_EXERCISE DESCRIPTION_
Look through the data below and, wherever a line carries the word "YEAR", please copy that line.
*** PROVIDED ENTRIES
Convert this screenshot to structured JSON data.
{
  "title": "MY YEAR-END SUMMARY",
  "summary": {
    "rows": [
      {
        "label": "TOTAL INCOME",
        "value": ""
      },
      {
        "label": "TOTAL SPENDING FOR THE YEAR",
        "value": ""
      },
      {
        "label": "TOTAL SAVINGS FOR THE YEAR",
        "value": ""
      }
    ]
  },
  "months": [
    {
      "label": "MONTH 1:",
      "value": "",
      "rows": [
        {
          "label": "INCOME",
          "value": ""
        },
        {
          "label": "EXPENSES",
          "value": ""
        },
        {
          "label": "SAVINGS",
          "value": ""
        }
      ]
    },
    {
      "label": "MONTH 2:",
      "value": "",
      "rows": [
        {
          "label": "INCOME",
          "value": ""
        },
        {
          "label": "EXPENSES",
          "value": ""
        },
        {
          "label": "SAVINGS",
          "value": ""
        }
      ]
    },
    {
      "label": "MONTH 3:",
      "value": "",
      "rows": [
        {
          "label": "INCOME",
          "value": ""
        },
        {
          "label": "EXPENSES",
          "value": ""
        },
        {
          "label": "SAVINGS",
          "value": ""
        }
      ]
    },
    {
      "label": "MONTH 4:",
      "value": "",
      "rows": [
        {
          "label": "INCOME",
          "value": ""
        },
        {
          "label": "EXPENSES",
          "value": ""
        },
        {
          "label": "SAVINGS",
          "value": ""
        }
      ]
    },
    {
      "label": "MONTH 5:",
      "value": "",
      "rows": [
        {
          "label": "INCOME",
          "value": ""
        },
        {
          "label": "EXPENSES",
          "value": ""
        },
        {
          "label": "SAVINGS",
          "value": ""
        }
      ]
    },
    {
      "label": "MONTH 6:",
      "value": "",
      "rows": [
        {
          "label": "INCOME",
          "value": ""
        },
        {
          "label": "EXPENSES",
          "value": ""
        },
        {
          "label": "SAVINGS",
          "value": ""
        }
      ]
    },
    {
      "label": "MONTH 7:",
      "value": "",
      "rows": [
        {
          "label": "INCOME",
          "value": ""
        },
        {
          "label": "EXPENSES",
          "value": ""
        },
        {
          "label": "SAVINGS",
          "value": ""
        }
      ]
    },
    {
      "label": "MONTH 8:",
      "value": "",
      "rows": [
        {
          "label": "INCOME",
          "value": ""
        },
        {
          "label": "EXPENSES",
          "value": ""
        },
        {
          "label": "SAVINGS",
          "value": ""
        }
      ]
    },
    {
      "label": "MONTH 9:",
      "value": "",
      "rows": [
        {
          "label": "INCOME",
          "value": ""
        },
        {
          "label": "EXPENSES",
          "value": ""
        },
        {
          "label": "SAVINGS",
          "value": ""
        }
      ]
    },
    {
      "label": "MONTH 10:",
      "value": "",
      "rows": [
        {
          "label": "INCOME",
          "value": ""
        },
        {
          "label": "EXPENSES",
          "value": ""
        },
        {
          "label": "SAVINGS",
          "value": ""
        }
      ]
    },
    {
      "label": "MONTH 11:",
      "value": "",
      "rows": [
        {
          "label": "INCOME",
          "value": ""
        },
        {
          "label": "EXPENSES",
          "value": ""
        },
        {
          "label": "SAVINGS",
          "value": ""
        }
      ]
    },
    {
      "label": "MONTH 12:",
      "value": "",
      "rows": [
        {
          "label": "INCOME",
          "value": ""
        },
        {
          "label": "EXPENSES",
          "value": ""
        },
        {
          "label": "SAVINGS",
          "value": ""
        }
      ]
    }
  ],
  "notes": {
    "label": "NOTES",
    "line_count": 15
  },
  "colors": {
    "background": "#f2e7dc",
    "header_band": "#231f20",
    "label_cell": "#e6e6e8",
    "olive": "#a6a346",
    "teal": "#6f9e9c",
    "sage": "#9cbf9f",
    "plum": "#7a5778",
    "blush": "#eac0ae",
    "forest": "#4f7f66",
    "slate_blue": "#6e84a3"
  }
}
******
_TASK OUTPUT_
  "title": "MY YEAR-END SUMMARY",
        "label": "TOTAL SPENDING FOR THE YEAR",
        "label": "TOTAL SAVINGS FOR THE YEAR",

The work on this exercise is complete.